■ **PROBLEM DETAILS**
As you reproduce every line below, keep it exactly as written and leave out the images.

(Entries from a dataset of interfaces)
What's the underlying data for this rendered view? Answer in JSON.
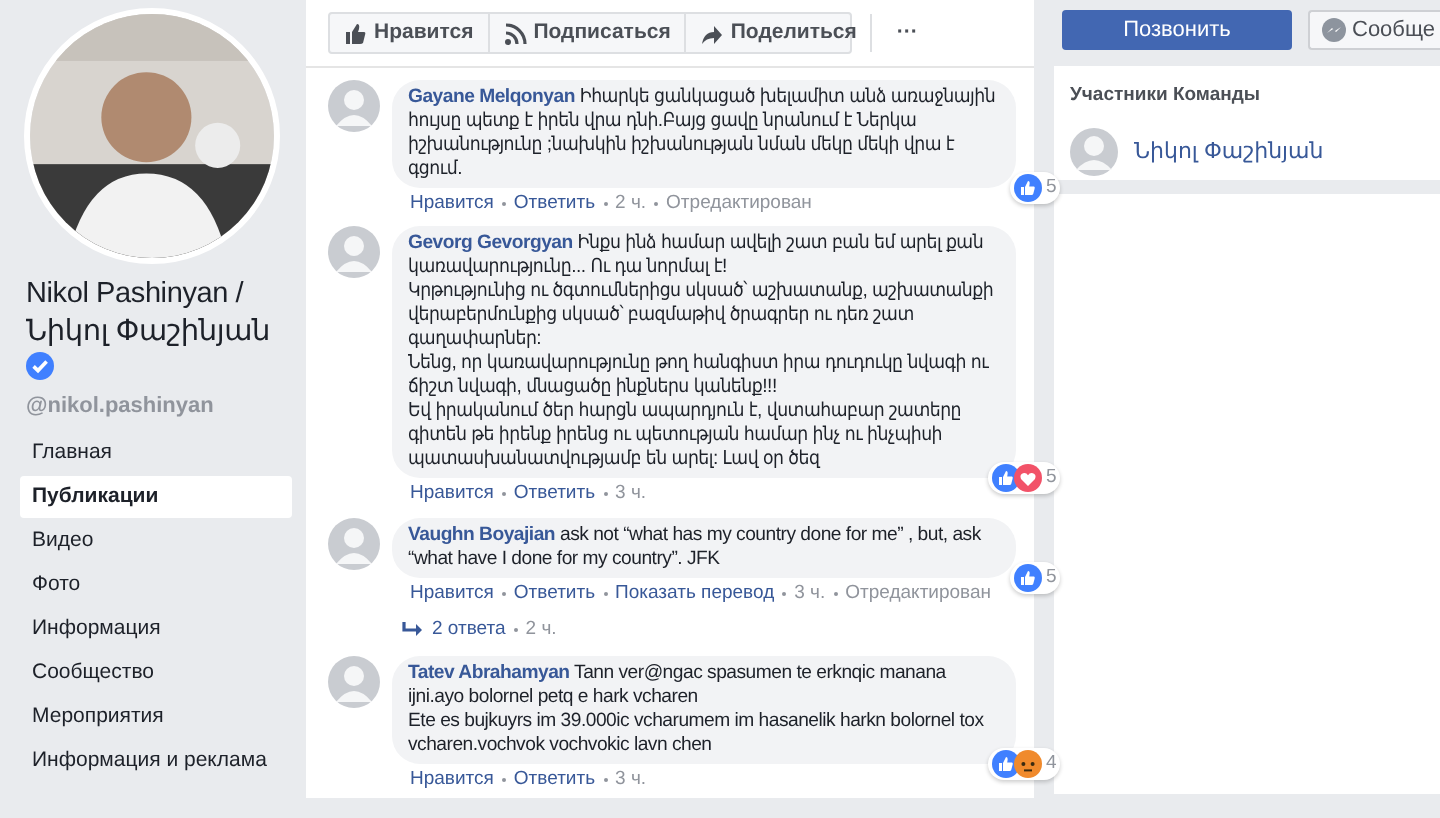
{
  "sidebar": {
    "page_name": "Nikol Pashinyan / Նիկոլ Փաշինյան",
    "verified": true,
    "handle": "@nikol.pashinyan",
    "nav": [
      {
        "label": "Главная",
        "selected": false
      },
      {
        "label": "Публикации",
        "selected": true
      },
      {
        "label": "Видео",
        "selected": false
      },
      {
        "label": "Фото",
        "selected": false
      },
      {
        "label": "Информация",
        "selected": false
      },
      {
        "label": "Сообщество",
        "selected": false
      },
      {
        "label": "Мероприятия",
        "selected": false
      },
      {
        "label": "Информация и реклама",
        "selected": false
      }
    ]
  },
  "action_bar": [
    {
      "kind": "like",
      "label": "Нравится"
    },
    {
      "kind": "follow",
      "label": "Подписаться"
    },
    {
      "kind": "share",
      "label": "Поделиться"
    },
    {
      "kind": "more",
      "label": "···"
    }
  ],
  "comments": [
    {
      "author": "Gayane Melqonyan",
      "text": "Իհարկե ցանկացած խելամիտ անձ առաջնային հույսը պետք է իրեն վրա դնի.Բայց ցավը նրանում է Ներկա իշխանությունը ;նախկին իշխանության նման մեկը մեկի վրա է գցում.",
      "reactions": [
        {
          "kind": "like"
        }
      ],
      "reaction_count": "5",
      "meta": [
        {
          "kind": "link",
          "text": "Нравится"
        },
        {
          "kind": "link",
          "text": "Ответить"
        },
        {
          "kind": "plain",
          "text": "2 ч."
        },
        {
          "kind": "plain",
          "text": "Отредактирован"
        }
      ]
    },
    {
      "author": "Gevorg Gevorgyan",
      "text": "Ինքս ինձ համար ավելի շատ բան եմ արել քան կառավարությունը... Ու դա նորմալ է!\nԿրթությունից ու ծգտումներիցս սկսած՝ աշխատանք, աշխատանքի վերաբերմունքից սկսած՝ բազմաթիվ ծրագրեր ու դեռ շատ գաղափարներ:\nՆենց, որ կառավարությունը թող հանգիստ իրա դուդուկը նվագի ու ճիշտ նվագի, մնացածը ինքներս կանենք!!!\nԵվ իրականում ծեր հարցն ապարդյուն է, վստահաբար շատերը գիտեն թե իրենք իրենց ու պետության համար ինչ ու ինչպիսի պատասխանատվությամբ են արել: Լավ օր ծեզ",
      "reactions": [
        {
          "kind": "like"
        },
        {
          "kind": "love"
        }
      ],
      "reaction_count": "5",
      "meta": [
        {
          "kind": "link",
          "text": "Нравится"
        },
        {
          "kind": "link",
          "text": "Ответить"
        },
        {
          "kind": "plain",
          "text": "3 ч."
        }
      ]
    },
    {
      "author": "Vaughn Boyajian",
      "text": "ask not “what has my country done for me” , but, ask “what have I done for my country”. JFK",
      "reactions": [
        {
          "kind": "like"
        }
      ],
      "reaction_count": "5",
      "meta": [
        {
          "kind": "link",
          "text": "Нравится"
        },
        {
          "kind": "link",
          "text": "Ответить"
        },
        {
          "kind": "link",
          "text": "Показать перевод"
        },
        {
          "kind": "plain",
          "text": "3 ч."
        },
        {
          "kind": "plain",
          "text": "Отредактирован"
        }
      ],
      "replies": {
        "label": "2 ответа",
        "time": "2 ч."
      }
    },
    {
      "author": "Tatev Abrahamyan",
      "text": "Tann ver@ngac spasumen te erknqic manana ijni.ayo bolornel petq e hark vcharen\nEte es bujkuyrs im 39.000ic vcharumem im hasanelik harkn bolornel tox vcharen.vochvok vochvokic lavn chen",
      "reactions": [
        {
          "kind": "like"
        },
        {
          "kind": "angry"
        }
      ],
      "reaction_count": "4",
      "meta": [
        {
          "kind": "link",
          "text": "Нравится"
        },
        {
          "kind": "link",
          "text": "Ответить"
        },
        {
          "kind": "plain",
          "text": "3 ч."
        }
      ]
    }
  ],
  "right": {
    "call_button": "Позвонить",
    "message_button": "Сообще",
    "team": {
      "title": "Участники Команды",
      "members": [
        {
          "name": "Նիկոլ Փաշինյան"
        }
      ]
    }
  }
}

■ **EXERCISE SOLUTION**
What's the underlying data for this rendered view? Answer in JSON.
{
  "sidebar": {
    "page_name": "Nikol Pashinyan / Նիկոլ Փաշինյան",
    "verified": true,
    "handle": "@nikol.pashinyan",
    "nav": [
      {
        "label": "Главная",
        "selected": false
      },
      {
        "label": "Публикации",
        "selected": true
      },
      {
        "label": "Видео",
        "selected": false
      },
      {
        "label": "Фото",
        "selected": false
      },
      {
        "label": "Информация",
        "selected": false
      },
      {
        "label": "Сообщество",
        "selected": false
      },
      {
        "label": "Мероприятия",
        "selected": false
      },
      {
        "label": "Информация и реклама",
        "selected": false
      }
    ]
  },
  "action_bar": [
    {
      "kind": "like",
      "label": "Нравится"
    },
    {
      "kind": "follow",
      "label": "Подписаться"
    },
    {
      "kind": "share",
      "label": "Поделиться"
    },
    {
      "kind": "more",
      "label": "···"
    }
  ],
  "comments": [
    {
      "author": "Gayane Melqonyan",
      "text": "Իհարկե ցանկացած խելամիտ անձ առաջնային հույսը պետք է իրեն վրա դնի.Բայց ցավը նրանում է Ներկա իշխանությունը ;նախկին իշխանության նման մեկը մեկի վրա է գցում.",
      "reactions": [
        {
          "kind": "like"
        }
      ],
      "reaction_count": "5",
      "meta": [
        {
          "kind": "link",
          "text": "Нравится"
        },
        {
          "kind": "link",
          "text": "Ответить"
        },
        {
          "kind": "plain",
          "text": "2 ч."
        },
        {
          "kind": "plain",
          "text": "Отредактирован"
        }
      ]
    },
    {
      "author": "Gevorg Gevorgyan",
      "text": "Ինքս ինձ համար ավելի շատ բան եմ արել քան կառավարությունը... Ու դա նորմալ է!\nԿրթությունից ու ծգտումներիցս սկսած՝ աշխատանք, աշխատանքի վերաբերմունքից սկսած՝ բազմաթիվ ծրագրեր ու դեռ շատ գաղափարներ:\nՆենց, որ կառավարությունը թող հանգիստ իրա դուդուկը նվագի ու ճիշտ նվագի, մնացածը ինքներս կանենք!!!\nԵվ իրականում ծեր հարցն ապարդյուն է, վստահաբար շատերը գիտեն թե իրենք իրենց ու պետության համար ինչ ու ինչպիսի պատասխանատվությամբ են արել: Լավ օր ծեզ",
      "reactions": [
        {
          "kind": "like"
        },
        {
          "kind": "love"
        }
      ],
      "reaction_count": "5",
      "meta": [
        {
          "kind": "link",
          "text": "Нравится"
        },
        {
          "kind": "link",
          "text": "Ответить"
        },
        {
          "kind": "plain",
          "text": "3 ч."
        }
      ]
    },
    {
      "author": "Vaughn Boyajian",
      "text": "ask not “what has my country done for me” , but, ask “what have I done for my country”. JFK",
      "reactions": [
        {
          "kind": "like"
        }
      ],
      "reaction_count": "5",
      "meta": [
        {
          "kind": "link",
          "text": "Нравится"
        },
        {
          "kind": "link",
          "text": "Ответить"
        },
        {
          "kind": "link",
          "text": "Показать перевод"
        },
        {
          "kind": "plain",
          "text": "3 ч."
        },
        {
          "kind": "plain",
          "text": "Отредактирован"
        }
      ],
      "replies": {
        "label": "2 ответа",
        "time": "2 ч."
      }
    },
    {
      "author": "Tatev Abrahamyan",
      "text": "Tann ver@ngac spasumen te erknqic manana ijni.ayo bolornel petq e hark vcharen\nEte es bujkuyrs im 39.000ic vcharumem im hasanelik harkn bolornel tox vcharen.vochvok vochvokic lavn chen",
      "reactions": [
        {
          "kind": "like"
        },
        {
          "kind": "angry"
        }
      ],
      "reaction_count": "4",
      "meta": [
        {
          "kind": "link",
          "text": "Нравится"
        },
        {
          "kind": "link",
          "text": "Ответить"
        },
        {
          "kind": "plain",
          "text": "3 ч."
        }
      ]
    }
  ],
  "right": {
    "call_button": "Позвонить",
    "message_button": "Сообще",
    "team": {
      "title": "Участники Команды",
      "members": [
        {
          "name": "Նիկոլ Փաշինյան"
        }
      ]
    }
  }
}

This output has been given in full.